Web page and app entries
____________
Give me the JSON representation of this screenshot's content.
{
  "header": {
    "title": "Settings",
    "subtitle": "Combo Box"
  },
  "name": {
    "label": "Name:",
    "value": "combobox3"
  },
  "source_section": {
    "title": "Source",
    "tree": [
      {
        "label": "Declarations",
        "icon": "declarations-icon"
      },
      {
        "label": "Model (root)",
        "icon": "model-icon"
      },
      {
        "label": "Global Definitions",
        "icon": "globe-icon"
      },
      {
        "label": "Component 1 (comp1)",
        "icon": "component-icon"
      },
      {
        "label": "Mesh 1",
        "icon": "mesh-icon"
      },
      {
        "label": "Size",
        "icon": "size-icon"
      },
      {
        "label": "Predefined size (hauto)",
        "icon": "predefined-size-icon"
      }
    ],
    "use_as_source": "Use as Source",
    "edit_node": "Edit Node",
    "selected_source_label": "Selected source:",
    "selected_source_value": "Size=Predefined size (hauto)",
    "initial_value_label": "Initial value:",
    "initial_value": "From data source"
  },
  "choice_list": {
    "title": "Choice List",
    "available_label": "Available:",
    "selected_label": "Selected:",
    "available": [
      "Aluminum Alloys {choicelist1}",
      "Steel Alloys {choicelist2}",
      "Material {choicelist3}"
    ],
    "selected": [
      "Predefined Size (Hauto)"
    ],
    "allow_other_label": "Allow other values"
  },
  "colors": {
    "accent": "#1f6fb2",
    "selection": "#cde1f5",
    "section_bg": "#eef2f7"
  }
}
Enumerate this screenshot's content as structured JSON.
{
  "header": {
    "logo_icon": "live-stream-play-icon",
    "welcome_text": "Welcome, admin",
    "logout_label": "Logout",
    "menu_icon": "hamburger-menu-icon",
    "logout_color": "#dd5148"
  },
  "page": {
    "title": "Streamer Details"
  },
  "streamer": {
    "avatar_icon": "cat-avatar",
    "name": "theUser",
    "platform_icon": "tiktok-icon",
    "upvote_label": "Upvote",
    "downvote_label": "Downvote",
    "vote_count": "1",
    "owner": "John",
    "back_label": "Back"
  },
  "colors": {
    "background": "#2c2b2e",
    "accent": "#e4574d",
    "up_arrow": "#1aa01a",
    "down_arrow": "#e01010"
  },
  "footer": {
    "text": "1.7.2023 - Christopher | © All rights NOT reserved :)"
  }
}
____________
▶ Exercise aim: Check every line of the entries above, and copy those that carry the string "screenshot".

▶ Response:
Give me the JSON representation of this screenshot's content.
Enumerate this screenshot's content as structured JSON.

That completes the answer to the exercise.